Sleep is something that you and I have in common with all other land animals – and possibly fish, insects, perhaps even worms. The fact that you and a frog both need to sleep points to an essential function – without sleep, our waking hours aren’t pleasant and everything starts to break down. While we know a lot of “maintenance” happens in our sleep, this behaviour with which we engage daily remains as familiar as it is mysterious. Dozens of labs today use extremely sophisticated equipment to map out the electric signals of our brains in our sleep, slowly hinting towards sleep’s involvement in tasks that go beyond maintaining our bodies, such as retaining memories, processing emotions, or even fending off predators. CoPAN postdoctoral researcher Juan Olvido believes that, by observing our great ape participants during their sleep, we can better understand its functions, how its healthy expression breaks down in some individuals, and how to intervene to restore healthy sleep patterns.

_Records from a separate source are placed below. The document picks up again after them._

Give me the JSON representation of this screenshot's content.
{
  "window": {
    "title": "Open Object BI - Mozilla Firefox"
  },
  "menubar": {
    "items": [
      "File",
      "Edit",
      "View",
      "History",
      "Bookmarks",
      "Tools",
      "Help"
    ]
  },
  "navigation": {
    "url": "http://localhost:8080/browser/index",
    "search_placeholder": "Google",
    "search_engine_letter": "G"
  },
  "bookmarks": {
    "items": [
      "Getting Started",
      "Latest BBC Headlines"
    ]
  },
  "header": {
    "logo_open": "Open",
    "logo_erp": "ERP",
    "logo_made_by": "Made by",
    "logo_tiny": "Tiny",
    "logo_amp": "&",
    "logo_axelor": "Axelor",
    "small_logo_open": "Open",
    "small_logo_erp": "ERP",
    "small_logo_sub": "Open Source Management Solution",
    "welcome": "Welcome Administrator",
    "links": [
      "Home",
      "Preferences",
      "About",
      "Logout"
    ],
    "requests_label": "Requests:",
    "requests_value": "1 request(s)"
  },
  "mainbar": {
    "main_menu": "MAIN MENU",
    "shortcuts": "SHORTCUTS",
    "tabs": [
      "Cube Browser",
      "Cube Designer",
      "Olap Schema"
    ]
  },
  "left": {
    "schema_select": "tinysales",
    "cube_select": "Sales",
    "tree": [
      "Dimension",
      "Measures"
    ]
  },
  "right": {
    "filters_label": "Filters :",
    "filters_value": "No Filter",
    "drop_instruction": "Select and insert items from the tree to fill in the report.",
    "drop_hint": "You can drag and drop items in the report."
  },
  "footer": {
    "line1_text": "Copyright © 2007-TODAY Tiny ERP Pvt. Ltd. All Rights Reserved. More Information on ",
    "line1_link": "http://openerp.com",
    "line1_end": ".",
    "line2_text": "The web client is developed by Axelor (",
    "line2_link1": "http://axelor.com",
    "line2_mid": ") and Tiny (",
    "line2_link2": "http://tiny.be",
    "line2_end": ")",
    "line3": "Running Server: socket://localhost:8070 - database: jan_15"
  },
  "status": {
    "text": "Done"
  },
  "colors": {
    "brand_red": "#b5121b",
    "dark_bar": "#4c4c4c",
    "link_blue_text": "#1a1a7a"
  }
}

Zoo-housed animals are observed by visitors and closely monitored by professional caretakers throughout the day, but we know surprisingly little about their night lives. Deploying remote sensing technologies is allowing CoPAN to obtain long-term data about sleeping patterns at the group and individual levels. For example, by continuously recording audio during the night, it is possible to estimate sleep quality at the group level in a group of socially housed primates. Video monitoring can also track individuals to estimate the quality of their sleep. By comparing sleeping patterns between closely related species of great ape – humans, orangutans, chimpanzees and bonobos – we can make informed guesses about why we sleep like we do. Some researchers think, for example, that fragmented sleep is a remnant from the days when our ancestors slowly abandoned tree-living and increasingly became land-dwellers, making themselves more vulnerable to predators. Orangutans are tree-living, while chimpanzees sleep on the trees but may occasionally do so on land. If fragmented sleep helped our ancestors react to predators, we should expect orangutans to sleep throughout the night, and to see chimps wake up a few times in their sleep.
With the welfare of our nonhuman participants in mind, we have designed these sleepy observations to carry potential to enhance animal welfare. The science of animal welfare is in constant transformation and the last decades have resulted in the application of increasingly reliable tools to measure welfare. However, most of these remain time-consuming, costly, or logistically challenging. Observation requires long hours of highly trained researchers, and cortisol measurements are costly and interfere in the animals’ daily lives. Our methods are quantifiable, automatic, and absolutely do not interfere with our participants’ routines. Partnering institutions can easily make use of our data to better understand the needs and peculiarities of individuals under their care. Temperature, humidity, diet, changes in group composition, interventions, time of the year, etc. are known or suspected to affect sleep quality.